Mandy Hopman Mandy Hopman, teaching at Drumschool Cleuver, frequently plays along with DJ Promiss, creatively colouring the outlines drawn by the dance beats. Due to the tight schedule Hopman had showed up without DJ. However she made her musical concepts clear by playing along with a tape. Fused electronic and acoustic beats in a great way the relatively unknown artist was the surprise of the day.
Stefanie Salmon Bad Candy stickswoman Stefanie Salmon had brought her colleague and bass player Janneke. Together they merged in a fruitful jam session, pointing out that a rhythm section does not need to play complex patterns to groove.
Dion Murdock Next artist was Dion Murdock (of Kane fame among others), hitting the stage with John Hayes (Mother\'s Finest). Dion masters the art of tight funk rock drumming and gave convincing proof of that. While the two men up front got most attention, the man behind the kit delivered each deep groove with a broad grin.
Drumbassadors René Creemers and Wim De Vries, best known as the Drumbassadors, were the headliner of the Dutch Drummers Day, closing MILE 2005. Unfortunately with a short set. Nevertheless both musicians emphasized their geniality on stage. Their particular sense of humour, the visual aspect of their show, the huge unity when both drummers play together; it makes them a unique duo

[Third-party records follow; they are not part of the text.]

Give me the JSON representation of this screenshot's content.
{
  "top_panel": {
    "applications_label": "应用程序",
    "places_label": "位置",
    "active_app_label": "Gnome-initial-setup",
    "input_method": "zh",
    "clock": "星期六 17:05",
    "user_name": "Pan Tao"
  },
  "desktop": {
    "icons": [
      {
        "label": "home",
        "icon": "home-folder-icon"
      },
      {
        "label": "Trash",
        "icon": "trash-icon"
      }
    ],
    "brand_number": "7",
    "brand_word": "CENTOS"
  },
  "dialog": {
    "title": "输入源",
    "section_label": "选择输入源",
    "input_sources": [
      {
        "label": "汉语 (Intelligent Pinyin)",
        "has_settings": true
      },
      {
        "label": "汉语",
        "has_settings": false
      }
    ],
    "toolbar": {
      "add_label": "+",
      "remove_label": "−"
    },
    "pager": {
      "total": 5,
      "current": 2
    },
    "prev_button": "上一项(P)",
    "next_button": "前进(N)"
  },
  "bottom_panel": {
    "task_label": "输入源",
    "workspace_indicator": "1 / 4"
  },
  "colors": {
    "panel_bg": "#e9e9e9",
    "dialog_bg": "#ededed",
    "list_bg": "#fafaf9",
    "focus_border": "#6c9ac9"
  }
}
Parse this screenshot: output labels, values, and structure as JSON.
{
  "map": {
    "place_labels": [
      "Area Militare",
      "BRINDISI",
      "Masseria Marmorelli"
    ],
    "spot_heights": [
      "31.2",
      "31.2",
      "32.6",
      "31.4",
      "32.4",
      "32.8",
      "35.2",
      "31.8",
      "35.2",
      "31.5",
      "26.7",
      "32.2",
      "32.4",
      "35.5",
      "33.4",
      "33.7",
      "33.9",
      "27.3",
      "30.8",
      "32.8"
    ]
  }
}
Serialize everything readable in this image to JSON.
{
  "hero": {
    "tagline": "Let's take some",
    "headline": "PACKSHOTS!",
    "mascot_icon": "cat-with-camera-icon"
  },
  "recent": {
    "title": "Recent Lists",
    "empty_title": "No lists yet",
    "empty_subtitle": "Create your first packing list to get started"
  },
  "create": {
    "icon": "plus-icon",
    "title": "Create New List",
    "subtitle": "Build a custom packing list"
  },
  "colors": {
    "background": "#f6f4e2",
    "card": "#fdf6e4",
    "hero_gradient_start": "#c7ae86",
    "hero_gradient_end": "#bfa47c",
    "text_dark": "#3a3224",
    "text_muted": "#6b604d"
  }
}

The MILE organisation will find it difficult to surpass this year\'s line-up. Perhaps the industry (importers, manufacturers) can deliver more input for the next edition of this event.